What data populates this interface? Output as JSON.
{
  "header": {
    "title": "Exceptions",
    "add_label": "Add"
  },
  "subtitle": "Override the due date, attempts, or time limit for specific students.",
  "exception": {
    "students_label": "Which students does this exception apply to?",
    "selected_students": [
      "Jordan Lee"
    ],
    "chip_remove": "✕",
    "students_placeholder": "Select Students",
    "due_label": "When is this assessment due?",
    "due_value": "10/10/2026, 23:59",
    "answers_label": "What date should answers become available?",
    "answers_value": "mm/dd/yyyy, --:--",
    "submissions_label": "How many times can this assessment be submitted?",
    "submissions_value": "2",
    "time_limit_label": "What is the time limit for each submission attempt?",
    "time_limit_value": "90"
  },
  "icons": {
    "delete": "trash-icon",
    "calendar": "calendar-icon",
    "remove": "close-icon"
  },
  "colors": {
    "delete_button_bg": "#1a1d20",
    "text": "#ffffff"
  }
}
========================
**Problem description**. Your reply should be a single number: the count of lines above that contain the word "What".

**Response to this task**. 3